Op-Ed: Zille fails on providing affordable housing – Ndifuna Ukwazi
This morning, February 18th, Premier Helen Zille will deliver her State of the Province address in the Western Cape Legislature. She will probably speak about restitution and redress in Cape Town since it is the 50th anniversary of the declaration of District Six as a white area. But is she committed to meaningfully address the city’s housing crisis? By Jared Rossouw and Hopolang Selebalo for Ndifuna Ukwazi.
Zille’s sentiments will be hollow. They will also be hypocritical, given the Provincial Government’s recent decision to sell public land, perfectly suited for housing, to investors with no strings attached.
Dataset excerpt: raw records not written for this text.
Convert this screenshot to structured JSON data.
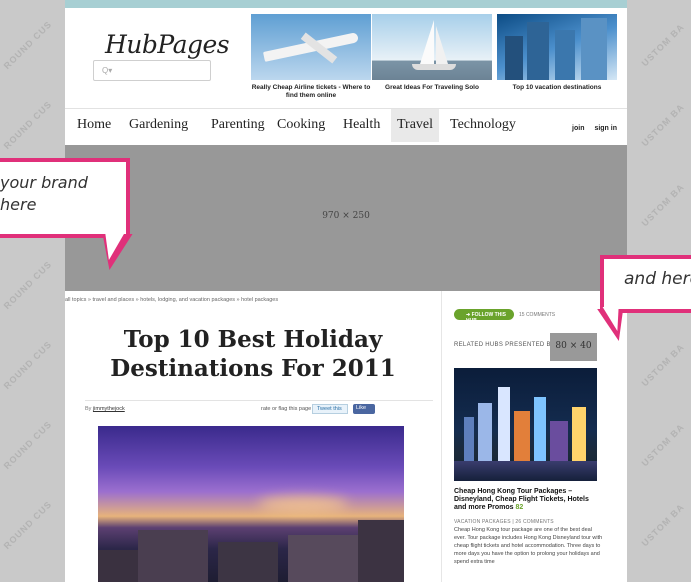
{
  "background": {
    "watermark_left": "ROUND CUS",
    "watermark_right": "USTOM BA",
    "colors": {
      "teal": "#a7cfd3",
      "gray": "#c9c9c9",
      "magenta": "#e0307a"
    }
  },
  "header": {
    "logo": "HubPages",
    "search_placeholder": "Q▾",
    "promos": [
      {
        "caption": "Really Cheap Airline tickets - Where to find them online",
        "icon": "airplane-image"
      },
      {
        "caption": "Great Ideas For Traveling Solo",
        "icon": "sailboat-image"
      },
      {
        "caption": "Top 10 vacation destinations",
        "icon": "skyscraper-image"
      }
    ]
  },
  "nav": {
    "items": [
      "Home",
      "Gardening",
      "Parenting",
      "Cooking",
      "Health",
      "Travel",
      "Technology"
    ],
    "active": "Travel",
    "join": "join",
    "signin": "sign in"
  },
  "banner": {
    "size_label": "970 × 250"
  },
  "article": {
    "breadcrumb": "all topics » travel and places  » hotels, lodging, and vacation packages » hotel packages",
    "title": "Top 10 Best Holiday Destinations For 2011",
    "by_label": "By",
    "author": "jimmythejock",
    "rate_label": "rate or flag this page",
    "tweet_label": "Tweet this",
    "like_label": "Like"
  },
  "sidebar": {
    "follow_label": "➜ FOLLOW THIS HUB",
    "comments_label": "15 COMMENTS",
    "related_label": "RELATED HUBS PRESENTED BY",
    "ad_size": "80 × 40",
    "related": {
      "title": "Cheap Hong Kong Tour Packages – Disneyland, Cheap Flight Tickets, Hotels and more Promos",
      "score": "82",
      "meta": "VACATION PACKAGES | 26 COMMENTS",
      "description": "Cheap Hong Kong tour package are one of the best deal ever. Tour package includes Hong Kong Disneyland tour with cheap flight tickets and hotel accommodation. Three days to more days you have the option to prolong your holidays and spend extra time"
    }
  },
  "callouts": {
    "left": "your brand here",
    "right": "and here"
  }
}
This is also known as asset stripping.
The Premier will trump up the Province’s proposal to redevelop the Conradie Hospital site in Pinelands for housing, which will release 3600 units, half of which will be affordable. This is exactly the kind of mixed-income housing development that should be built urgently and at scale across the city. The Conradie site is not enough. – It will only house 0.5% of the current backlog. And this is assuming our backlog doesn’t grow, when the City of Cape Town itself admits that it will almost double at the current rate of delivery between now and 2030.
Public Works MEC Donald Grant has given notice that four prime sites are up for sale in the CBD – with a combined development potential of 300,000 m2 or 30 rugby fields. The first of which, the old Tafelberg Remedial School in Sea Point has already been sold to a wealthy private individual. There, the opportunity to build 216 mixed income affordable units has already been lost.
For the other three sites, the Province proposes mixed-use development similar to the Old Biscuit Mill in Woodstock, with space for exclusive apartments targeting investors and tourists. This is elite land capture for exclusive use by the already privileged – who are mostly white. It entrenches the Apartheid City, and exposes failures by the Province to meet its legal and moral obligations to provide redress to the former residents of District Six and hundreds of thousands more Capetonians deprived of their right to the city.
One can only speculate whether MEC Grant offered Human Settlements MEC Bonginkosi Madikizela or Mayco member for Human Settlements in the City first refusal. They both would know Cape Town is in the grip of a housing crisis.
The City is arguably more unequal than ever before. In the latest general valuation, the City announced that the total value of ratable properties is R1, 156 billion. Up from R911 billion in 2012. That is a 25% increase in three years, but it is not spread uniformly.
Suburbs along the Atlantic Seaboard now host some of the most expensive properties in South Africa. Powerful economic forces and government indifference are completing the Apartheid project and forcing Coloured and Black working class residents out of the last remaining pockets of well located, affordable neighbourhoods.
Those evicted because rents are hiked or who can no longer afford to stay, are given state built shacks in temporary relocation areas. Or they must find accommodation in the backyards of existing council homes on the Cape Flats or in the South Eastern Black townships. Who can afford to buy?
Residents on the periphery are struggling with crime and unemployment. They bear the costs of isolation and segregation and know well the life of shared toilets and shared rooms, of queues outside clinics, of the early mornings and long commutes to work.
But, it is not only working class families who carry the cost. It is more expensive for government in the long run to provide and maintain new infrastructure as Cape Town sprawls into the horizon.
It doesn’t have to be this way.
Affordable mixed-income housing in well-located neighborhoods provides access to quality services, shortened travel times, and access to work and can assist in bringing excluded communities back. The instruments exist. They have been implemented for decades and have proven successful in desegregating communities divided by race and class.
World class cities bank land for well-located housing for the future; they establish community housing associations; they implement fair rent controls and tenant protection laws to regulate gentrification and property speculation; they build or subsidise affordable public housing or provide vouchers to assist families in supplementing their rent; and they pass inclusionary zoning laws that require the private sector to set aside a portion of each new development for affordable housing.
Why don’t we?
Over recent years, progressive National and Provincial legislation and policy has provided the City and Province with the tools it needs to ensure land justice, desegregation and inclusive communities. What is needed now is enforcement – and that takes political will.
The first step must be to stop all sales of prime land owned by the Western Cape Provincial Government to private developers. This land should be retained for development according to its highest and best use: affordable housing.
If the Premier hasn’t said it in her SOPA – she should say it now: Let’s reclaim the City. Land is for people, not for profit. DM